David meanwhile didn’t need much help this week and finished his main task. He created a pull request that I have since approved and merged in. Eli on the other hand encountered a roadblock as discussions with other leads revealed that his approach of modeling dissolve particles for the player teleporting in Blender wouldn’t work for an animated sprite when the shape of the could constantly change. Thus this week he took to adapting his work into Shader Graph in Unity where he could achieve this effect.
Finally, towards the end of the week before Spring Break I made a few tweaks and then created a pull request for my impact VFX. As of the time of writing no one has reviewed it yet, so I need to go out and remind the other leads who are assigned to do so.

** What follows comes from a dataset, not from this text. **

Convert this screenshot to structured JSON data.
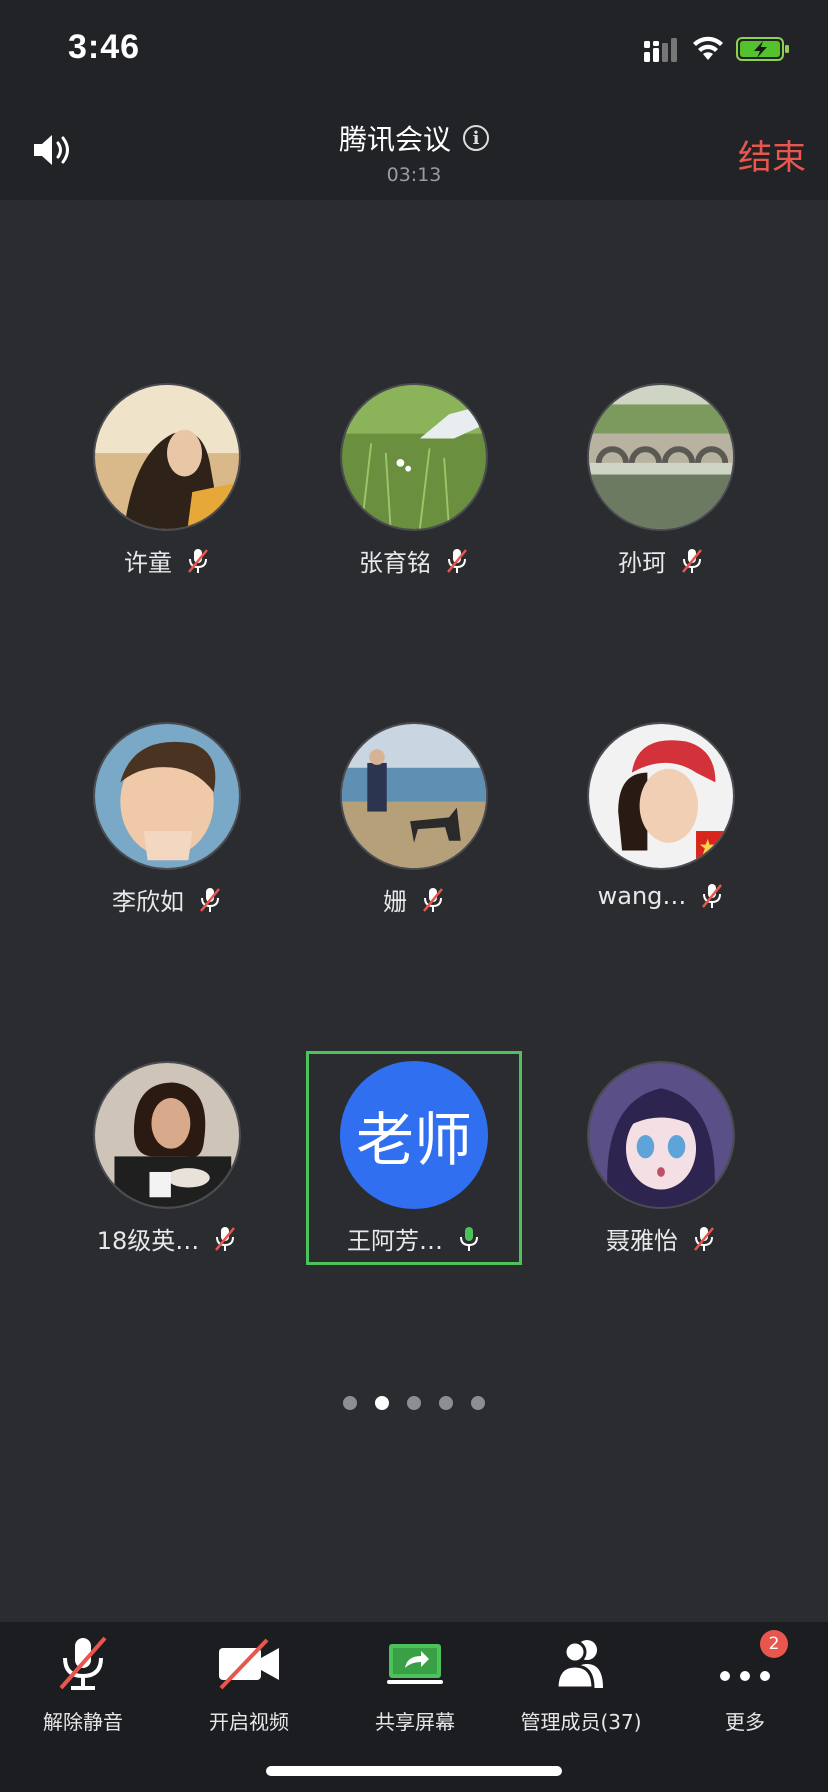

Looking back, this week I didn’t end up getting quite as much as I should have since I still didn’t have completed resources and designs from other pods to start new tasks. In the future I need to be more on the ball about this so I don’t end up stuck without tasks to do again.
Total time breakdown for Week 2:
- 2.5 hrs at sprint meeting
- 2 hrs on getting Zena’s outline shader to work.
- 1 hr on checking David’s pull request and Eli’s work
- 2 hrs on impact VFX pull request creation
Just like how last sprint I resolved to be more proactive within my pod, this next sprint I am resolving to be more proactive in communicating with other pods. This way I can have a better list of tasks ready for myself and other to work on so we aren’t just idling when we don’t have something to do. It would also let me be better informed in general of what other teams are working on in the studio.
Along with this, though everyone in the pod seemed like they were working hard this sprint, I can’t help but feel as if I gave them too much time for their tasks. David in particular seemed to finish his tasks early, though he did find enough work experimenting with normal maps on his own that he was still occupied. I think I need to speak with our producer and others to get their opinion on whether I should be driving my pod members harder to complete more tasks sooner, or if things are going at a reasonable pace. This would give me more peace of mind about whether or not I could be helping the pod do better.